cAMP (3). Prostaglandin E2 (PGE2)-mediated mechanisms, which have potential to downregulate CCR5 expression in umbilical cord blood
(UCB) cells heterozygous for CCR5Δ32 mutation (CCR5wt/Δ32), could reduce or eliminate surface expression of CCR5 (CCR5 null cells)
and thus facilitate allogeneic transplantation, UCB cell-engraftment, and preferential cord chimerism in parallel with CCR5 downregulation.
Key advantages of this process are higher frequency of heterozygous CCR5wt/Δ32 donors, less stringent requirements for HLA matching,
and better engraftment of the cells resistant to HIV. To eliminate the need for indefinite treatment, our ultimate goal is to create a functional
HIVresistant immune system through the use of modified HSCs with emphasis on post-transplant amelioration of GvHD enabled via
potentiation of regulatory T cell (Treg) cell-mediated suppression.

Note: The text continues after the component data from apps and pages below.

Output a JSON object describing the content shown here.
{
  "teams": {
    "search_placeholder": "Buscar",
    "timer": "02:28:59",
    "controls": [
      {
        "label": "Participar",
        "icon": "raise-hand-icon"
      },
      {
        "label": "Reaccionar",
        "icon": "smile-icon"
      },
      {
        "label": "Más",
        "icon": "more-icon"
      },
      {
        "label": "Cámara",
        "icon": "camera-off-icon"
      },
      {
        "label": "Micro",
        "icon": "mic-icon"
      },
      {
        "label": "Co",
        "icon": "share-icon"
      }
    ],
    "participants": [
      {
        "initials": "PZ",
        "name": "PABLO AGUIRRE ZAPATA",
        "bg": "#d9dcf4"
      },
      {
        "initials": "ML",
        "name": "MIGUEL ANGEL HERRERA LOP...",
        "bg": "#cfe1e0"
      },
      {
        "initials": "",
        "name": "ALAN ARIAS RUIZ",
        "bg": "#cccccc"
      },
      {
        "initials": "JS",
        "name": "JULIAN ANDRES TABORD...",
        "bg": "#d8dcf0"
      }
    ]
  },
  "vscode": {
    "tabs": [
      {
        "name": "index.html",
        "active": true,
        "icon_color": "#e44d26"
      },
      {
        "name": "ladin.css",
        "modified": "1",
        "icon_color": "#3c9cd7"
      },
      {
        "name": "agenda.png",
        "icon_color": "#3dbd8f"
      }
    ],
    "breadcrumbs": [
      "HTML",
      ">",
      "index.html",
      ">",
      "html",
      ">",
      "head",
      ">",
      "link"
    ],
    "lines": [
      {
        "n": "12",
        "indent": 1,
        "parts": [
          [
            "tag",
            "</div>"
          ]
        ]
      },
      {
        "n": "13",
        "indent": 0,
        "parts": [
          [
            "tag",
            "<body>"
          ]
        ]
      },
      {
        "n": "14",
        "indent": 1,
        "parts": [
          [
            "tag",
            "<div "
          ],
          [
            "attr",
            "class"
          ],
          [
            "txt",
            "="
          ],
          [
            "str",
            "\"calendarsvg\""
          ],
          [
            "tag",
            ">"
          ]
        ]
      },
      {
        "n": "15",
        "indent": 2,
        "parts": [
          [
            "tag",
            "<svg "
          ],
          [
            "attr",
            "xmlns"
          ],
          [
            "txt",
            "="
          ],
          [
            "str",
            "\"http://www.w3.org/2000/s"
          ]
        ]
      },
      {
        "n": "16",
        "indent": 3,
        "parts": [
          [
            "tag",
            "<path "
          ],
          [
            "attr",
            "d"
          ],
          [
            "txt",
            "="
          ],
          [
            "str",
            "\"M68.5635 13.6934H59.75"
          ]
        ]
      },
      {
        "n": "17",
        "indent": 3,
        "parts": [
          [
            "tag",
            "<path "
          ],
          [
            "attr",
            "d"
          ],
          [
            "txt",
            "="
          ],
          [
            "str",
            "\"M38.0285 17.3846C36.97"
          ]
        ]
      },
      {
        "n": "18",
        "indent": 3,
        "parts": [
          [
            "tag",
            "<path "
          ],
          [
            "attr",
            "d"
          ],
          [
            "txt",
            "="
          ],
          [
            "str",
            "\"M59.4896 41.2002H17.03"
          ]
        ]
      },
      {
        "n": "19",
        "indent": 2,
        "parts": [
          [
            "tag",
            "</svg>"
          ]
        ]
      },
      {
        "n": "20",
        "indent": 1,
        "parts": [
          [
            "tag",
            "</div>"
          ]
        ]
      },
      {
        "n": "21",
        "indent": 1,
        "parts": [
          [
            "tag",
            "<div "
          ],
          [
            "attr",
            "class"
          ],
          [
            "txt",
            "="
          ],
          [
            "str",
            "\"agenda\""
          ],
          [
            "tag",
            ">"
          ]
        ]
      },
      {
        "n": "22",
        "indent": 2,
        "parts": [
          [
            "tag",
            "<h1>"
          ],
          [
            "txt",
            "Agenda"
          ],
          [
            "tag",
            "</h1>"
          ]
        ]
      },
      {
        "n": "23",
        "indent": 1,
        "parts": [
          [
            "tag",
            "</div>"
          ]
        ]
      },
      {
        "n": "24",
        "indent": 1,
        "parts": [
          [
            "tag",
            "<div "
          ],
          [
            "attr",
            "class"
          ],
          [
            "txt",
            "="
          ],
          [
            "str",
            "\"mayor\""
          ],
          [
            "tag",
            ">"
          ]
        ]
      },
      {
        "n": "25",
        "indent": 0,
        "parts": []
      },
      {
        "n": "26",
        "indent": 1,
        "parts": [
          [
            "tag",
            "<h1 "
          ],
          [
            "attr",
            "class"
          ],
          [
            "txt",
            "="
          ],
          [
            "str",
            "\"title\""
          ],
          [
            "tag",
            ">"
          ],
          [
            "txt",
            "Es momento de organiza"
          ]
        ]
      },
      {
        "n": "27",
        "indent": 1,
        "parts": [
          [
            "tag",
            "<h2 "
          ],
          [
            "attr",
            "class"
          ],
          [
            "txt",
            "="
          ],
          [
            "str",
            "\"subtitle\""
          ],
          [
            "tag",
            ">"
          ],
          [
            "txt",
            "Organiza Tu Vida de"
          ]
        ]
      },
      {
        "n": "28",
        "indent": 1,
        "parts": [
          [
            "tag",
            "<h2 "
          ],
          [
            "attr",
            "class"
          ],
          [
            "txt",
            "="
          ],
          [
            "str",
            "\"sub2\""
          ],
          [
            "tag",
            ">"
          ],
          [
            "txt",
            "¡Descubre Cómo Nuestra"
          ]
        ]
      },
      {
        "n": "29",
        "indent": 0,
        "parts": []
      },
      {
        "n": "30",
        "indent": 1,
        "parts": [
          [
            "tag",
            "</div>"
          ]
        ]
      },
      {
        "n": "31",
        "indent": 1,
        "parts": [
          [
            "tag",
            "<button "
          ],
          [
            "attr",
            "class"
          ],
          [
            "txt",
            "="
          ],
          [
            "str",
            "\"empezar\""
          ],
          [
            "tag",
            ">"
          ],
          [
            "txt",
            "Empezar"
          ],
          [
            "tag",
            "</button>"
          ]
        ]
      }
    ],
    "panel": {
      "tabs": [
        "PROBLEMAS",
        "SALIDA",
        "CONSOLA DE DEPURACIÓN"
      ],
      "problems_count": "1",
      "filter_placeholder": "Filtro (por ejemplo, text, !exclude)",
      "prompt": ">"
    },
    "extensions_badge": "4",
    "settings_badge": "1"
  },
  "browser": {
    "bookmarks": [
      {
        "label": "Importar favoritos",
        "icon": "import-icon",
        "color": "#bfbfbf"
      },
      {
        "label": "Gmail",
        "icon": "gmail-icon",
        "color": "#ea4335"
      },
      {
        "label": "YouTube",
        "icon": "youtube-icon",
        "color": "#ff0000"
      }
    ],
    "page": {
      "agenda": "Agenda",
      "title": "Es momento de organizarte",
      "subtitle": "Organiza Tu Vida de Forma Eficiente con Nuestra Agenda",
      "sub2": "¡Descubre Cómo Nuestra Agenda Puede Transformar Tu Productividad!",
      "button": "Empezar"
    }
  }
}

Josef Bodor received his Ph.D. (1990) with honors from Institute of Molecular Genetics in Prague, Czech Republic. As of 2013, he is a Senior Investigator working at the Institute of Experimental Medicine in Prague, Czech Republic. Dr. Bodor is a senior scientist with faculty experience from Ivy League Institutions in US hosting on sabbatical leaves around the world (Harvard University Boston, MA, Columbia University; New York, NY, Kyoto University, Kyoto, Japan, Würzburg University, Würzburg, Germany, and Johannes Gutenberg University in Mainz, Germany). Dr. Bodor as an Associate Member of Transregio 52 published series of original reports summarized in authoritative reviews. Currently, Dr. Bodor is faculty member at the Institute of Hematology and Blood Transfusion in Prague, Czech Republic.